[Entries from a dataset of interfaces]

=== Begin Enclosure ===

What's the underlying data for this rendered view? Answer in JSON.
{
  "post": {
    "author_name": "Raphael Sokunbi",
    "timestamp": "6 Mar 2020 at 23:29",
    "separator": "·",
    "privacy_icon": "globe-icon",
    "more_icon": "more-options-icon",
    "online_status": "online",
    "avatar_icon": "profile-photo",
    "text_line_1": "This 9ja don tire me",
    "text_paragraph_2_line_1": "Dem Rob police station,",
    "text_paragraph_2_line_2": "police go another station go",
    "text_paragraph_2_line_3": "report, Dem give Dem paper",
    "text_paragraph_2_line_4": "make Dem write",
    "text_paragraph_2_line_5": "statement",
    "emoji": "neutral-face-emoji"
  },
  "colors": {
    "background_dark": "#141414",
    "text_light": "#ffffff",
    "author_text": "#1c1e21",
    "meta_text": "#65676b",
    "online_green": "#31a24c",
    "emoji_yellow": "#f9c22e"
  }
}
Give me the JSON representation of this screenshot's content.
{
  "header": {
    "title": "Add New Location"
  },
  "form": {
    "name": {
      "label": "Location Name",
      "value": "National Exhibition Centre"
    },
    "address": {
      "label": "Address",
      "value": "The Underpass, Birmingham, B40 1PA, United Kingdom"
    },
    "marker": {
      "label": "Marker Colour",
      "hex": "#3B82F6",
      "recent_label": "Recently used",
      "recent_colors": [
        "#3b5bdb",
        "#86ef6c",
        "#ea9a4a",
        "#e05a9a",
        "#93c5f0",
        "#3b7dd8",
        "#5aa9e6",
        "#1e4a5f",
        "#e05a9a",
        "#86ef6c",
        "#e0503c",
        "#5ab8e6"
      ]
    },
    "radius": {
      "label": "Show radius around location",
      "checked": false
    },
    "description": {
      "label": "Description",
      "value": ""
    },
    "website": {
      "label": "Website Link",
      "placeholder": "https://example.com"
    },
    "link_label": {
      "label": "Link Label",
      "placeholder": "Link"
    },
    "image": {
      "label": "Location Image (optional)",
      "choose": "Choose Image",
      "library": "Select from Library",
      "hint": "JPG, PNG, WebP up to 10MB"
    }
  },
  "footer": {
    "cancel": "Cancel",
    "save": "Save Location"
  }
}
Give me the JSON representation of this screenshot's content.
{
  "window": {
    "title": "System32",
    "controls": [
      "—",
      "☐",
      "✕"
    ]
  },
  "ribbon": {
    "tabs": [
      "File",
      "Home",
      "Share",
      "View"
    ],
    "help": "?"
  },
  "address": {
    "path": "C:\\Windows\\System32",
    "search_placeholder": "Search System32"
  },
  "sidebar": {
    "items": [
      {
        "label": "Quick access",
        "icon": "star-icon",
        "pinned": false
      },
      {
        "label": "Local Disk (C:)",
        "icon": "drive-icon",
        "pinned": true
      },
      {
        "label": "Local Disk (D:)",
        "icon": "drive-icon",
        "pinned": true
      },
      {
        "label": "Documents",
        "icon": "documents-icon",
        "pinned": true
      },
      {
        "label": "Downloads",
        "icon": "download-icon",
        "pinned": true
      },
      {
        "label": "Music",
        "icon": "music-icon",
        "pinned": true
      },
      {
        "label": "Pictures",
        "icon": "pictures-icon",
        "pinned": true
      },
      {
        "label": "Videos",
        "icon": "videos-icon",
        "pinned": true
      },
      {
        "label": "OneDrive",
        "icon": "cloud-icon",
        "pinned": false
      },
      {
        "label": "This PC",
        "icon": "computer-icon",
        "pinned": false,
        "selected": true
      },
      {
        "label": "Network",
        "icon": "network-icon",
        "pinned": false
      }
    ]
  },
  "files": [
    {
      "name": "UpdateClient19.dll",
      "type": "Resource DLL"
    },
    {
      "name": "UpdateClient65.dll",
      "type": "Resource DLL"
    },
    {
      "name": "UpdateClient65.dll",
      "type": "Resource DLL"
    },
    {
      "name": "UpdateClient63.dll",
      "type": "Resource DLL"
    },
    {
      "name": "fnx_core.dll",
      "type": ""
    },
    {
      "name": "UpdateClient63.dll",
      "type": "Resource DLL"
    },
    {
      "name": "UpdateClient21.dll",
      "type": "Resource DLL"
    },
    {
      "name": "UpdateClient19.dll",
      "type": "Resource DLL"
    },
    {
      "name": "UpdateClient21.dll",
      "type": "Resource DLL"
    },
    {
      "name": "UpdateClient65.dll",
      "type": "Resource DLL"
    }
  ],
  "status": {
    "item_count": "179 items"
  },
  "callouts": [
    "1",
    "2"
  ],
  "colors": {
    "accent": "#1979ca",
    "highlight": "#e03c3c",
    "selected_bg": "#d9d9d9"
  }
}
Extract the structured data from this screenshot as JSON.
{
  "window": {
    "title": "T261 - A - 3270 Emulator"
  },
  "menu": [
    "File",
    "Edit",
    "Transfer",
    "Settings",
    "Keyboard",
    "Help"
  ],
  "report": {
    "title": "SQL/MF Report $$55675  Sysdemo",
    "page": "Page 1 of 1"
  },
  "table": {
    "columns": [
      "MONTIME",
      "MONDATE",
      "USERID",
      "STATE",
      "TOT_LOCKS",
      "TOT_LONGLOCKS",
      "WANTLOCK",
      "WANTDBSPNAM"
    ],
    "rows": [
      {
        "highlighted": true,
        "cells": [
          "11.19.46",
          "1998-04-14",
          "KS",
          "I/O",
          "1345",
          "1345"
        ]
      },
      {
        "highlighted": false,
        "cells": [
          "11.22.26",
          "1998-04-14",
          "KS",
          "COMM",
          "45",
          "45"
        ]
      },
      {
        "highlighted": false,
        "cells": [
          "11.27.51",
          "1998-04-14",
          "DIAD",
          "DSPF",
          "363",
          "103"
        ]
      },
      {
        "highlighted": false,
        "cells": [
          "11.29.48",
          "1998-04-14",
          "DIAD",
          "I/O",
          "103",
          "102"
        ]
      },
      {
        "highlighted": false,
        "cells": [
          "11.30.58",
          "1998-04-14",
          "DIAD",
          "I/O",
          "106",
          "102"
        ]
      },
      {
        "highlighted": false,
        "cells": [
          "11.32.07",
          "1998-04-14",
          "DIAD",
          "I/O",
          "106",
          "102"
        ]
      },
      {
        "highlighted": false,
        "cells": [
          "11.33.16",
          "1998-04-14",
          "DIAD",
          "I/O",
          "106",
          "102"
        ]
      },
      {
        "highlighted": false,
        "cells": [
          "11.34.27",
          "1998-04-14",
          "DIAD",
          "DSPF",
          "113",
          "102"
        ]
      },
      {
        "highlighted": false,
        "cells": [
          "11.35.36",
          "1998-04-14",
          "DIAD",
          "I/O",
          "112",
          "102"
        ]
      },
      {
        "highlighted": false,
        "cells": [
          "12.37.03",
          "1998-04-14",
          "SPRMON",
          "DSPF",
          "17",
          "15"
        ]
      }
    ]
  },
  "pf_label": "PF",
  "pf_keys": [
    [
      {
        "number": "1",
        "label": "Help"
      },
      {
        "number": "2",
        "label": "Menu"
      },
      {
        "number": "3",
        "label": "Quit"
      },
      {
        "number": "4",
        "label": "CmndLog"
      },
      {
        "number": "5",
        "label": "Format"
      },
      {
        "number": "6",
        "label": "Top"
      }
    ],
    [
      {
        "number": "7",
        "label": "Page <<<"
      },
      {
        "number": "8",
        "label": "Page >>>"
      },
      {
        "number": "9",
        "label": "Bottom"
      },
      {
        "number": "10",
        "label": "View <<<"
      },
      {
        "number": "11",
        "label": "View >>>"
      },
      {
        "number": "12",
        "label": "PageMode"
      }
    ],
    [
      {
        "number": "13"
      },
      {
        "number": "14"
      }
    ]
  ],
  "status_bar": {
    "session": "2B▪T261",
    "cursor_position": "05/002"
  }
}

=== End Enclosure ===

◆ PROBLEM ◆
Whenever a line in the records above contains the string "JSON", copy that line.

◆ TASK RESULT ◆
What's the underlying data for this rendered view? Answer in JSON.
Give me the JSON representation of this screenshot's content.
Give me the JSON representation of this screenshot's content.
Extract the structured data from this screenshot as JSON.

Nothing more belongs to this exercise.